▶ **Problem to work on**: Write out each record exactly as it stands. No pictures belong in the copy.

Items from an interface collection:

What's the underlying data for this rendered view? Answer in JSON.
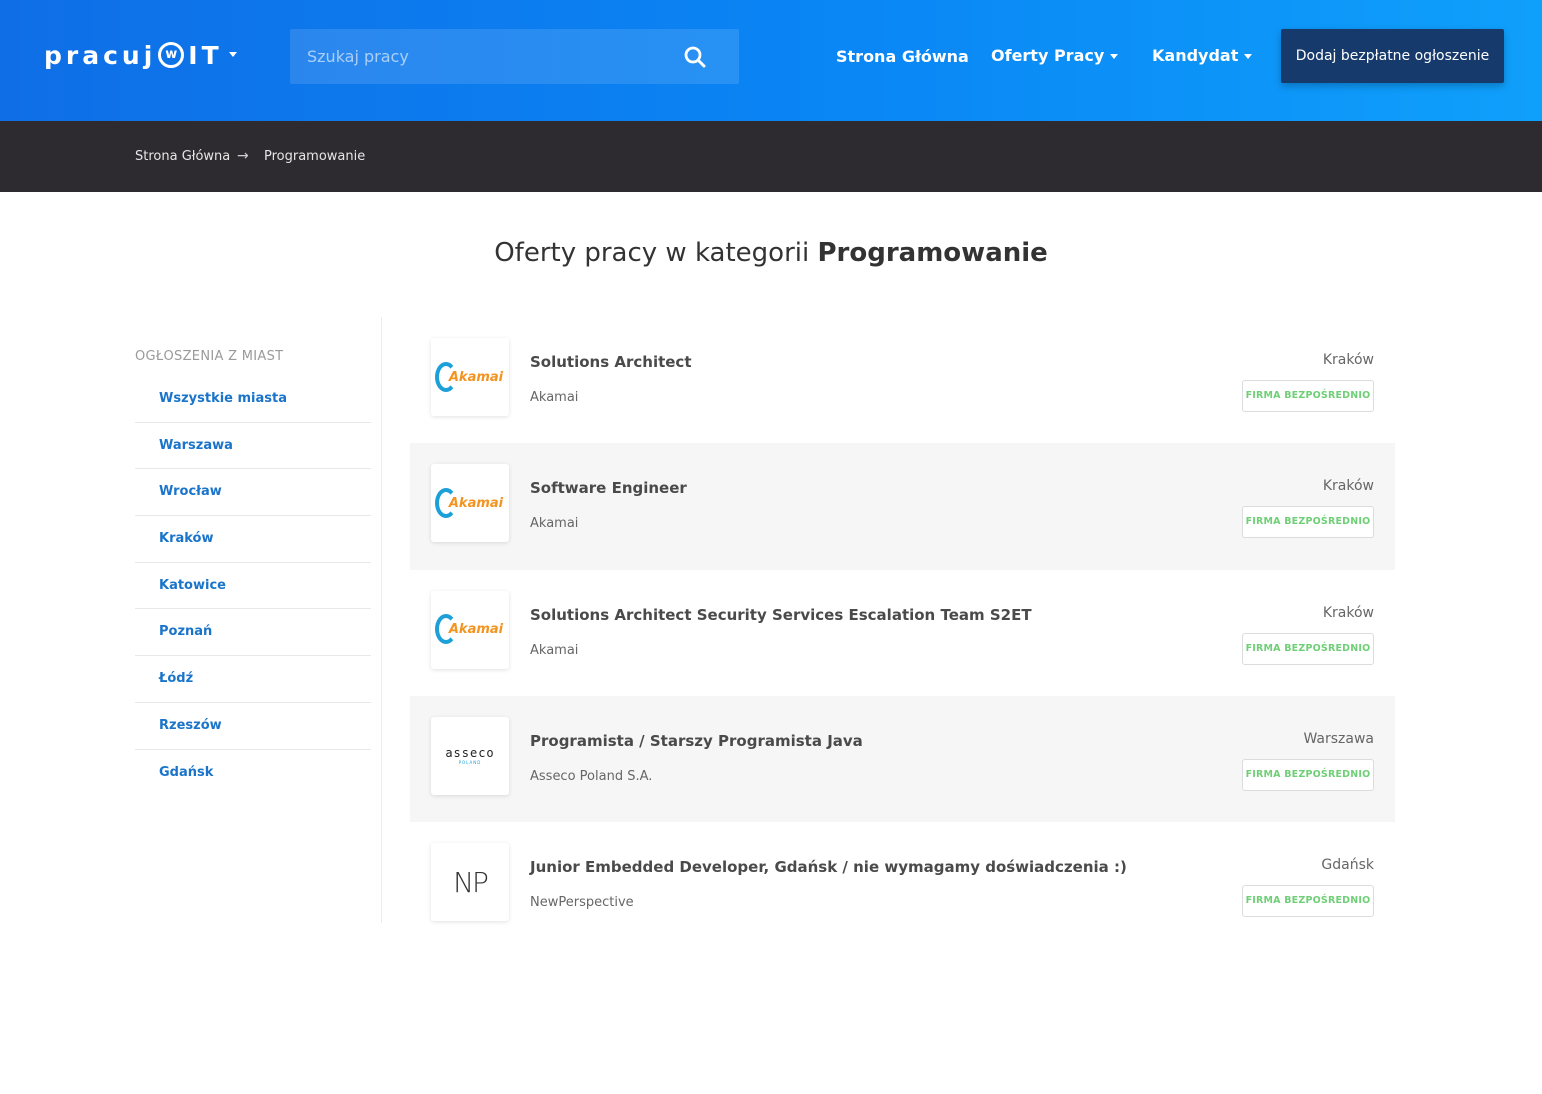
{
  "header": {
    "logo": {
      "text": "pracuj",
      "w": "w",
      "it": "IT"
    },
    "search": {
      "placeholder": "Szukaj pracy"
    },
    "nav": [
      {
        "label": "Strona Główna",
        "dropdown": false
      },
      {
        "label": "Oferty Pracy",
        "dropdown": true
      },
      {
        "label": "Kandydat",
        "dropdown": true
      }
    ],
    "cta_label": "Dodaj bezpłatne ogłoszenie"
  },
  "breadcrumb": {
    "home": "Strona Główna",
    "separator": "→",
    "current": "Programowanie"
  },
  "page_title": {
    "prefix": "Oferty pracy w kategorii",
    "category": "Programowanie"
  },
  "sidebar": {
    "header": "OGŁOSZENIA Z MIAST",
    "cities": [
      "Wszystkie miasta",
      "Warszawa",
      "Wrocław",
      "Kraków",
      "Katowice",
      "Poznań",
      "Łódź",
      "Rzeszów",
      "Gdańsk"
    ]
  },
  "jobs": [
    {
      "title": "Solutions Architect",
      "company": "Akamai",
      "city": "Kraków",
      "badge": "FIRMA BEZPOŚREDNIO",
      "logo": "Akamai"
    },
    {
      "title": "Software Engineer",
      "company": "Akamai",
      "city": "Kraków",
      "badge": "FIRMA BEZPOŚREDNIO",
      "logo": "Akamai"
    },
    {
      "title": "Solutions Architect Security Services Escalation Team S2ET",
      "company": "Akamai",
      "city": "Kraków",
      "badge": "FIRMA BEZPOŚREDNIO",
      "logo": "Akamai"
    },
    {
      "title": "Programista / Starszy Programista Java",
      "company": "Asseco Poland S.A.",
      "city": "Warszawa",
      "badge": "FIRMA BEZPOŚREDNIO",
      "logo": "asseco",
      "logo_sub": "POLAND"
    },
    {
      "title": "Junior Embedded Developer, Gdańsk / nie wymagamy doświadczenia :)",
      "company": "NewPerspective",
      "city": "Gdańsk",
      "badge": "FIRMA BEZPOŚREDNIO",
      "logo": "NP"
    }
  ],
  "colors": {
    "header_start": "#0f6ee6",
    "header_end": "#0fa0fb",
    "cta_bg": "#163a6b",
    "breadcrumb_bg": "#2d2b30",
    "city_link": "#1a74c9",
    "badge_text": "#6fcf76"
  }
}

▶ **Solved exercise**:
What's the underlying data for this rendered view? Answer in JSON.
{
  "header": {
    "logo": {
      "text": "pracuj",
      "w": "w",
      "it": "IT"
    },
    "search": {
      "placeholder": "Szukaj pracy"
    },
    "nav": [
      {
        "label": "Strona Główna",
        "dropdown": false
      },
      {
        "label": "Oferty Pracy",
        "dropdown": true
      },
      {
        "label": "Kandydat",
        "dropdown": true
      }
    ],
    "cta_label": "Dodaj bezpłatne ogłoszenie"
  },
  "breadcrumb": {
    "home": "Strona Główna",
    "separator": "→",
    "current": "Programowanie"
  },
  "page_title": {
    "prefix": "Oferty pracy w kategorii",
    "category": "Programowanie"
  },
  "sidebar": {
    "header": "OGŁOSZENIA Z MIAST",
    "cities": [
      "Wszystkie miasta",
      "Warszawa",
      "Wrocław",
      "Kraków",
      "Katowice",
      "Poznań",
      "Łódź",
      "Rzeszów",
      "Gdańsk"
    ]
  },
  "jobs": [
    {
      "title": "Solutions Architect",
      "company": "Akamai",
      "city": "Kraków",
      "badge": "FIRMA BEZPOŚREDNIO",
      "logo": "Akamai"
    },
    {
      "title": "Software Engineer",
      "company": "Akamai",
      "city": "Kraków",
      "badge": "FIRMA BEZPOŚREDNIO",
      "logo": "Akamai"
    },
    {
      "title": "Solutions Architect Security Services Escalation Team S2ET",
      "company": "Akamai",
      "city": "Kraków",
      "badge": "FIRMA BEZPOŚREDNIO",
      "logo": "Akamai"
    },
    {
      "title": "Programista / Starszy Programista Java",
      "company": "Asseco Poland S.A.",
      "city": "Warszawa",
      "badge": "FIRMA BEZPOŚREDNIO",
      "logo": "asseco",
      "logo_sub": "POLAND"
    },
    {
      "title": "Junior Embedded Developer, Gdańsk / nie wymagamy doświadczenia :)",
      "company": "NewPerspective",
      "city": "Gdańsk",
      "badge": "FIRMA BEZPOŚREDNIO",
      "logo": "NP"
    }
  ],
  "colors": {
    "header_start": "#0f6ee6",
    "header_end": "#0fa0fb",
    "cta_bg": "#163a6b",
    "breadcrumb_bg": "#2d2b30",
    "city_link": "#1a74c9",
    "badge_text": "#6fcf76"
  }
}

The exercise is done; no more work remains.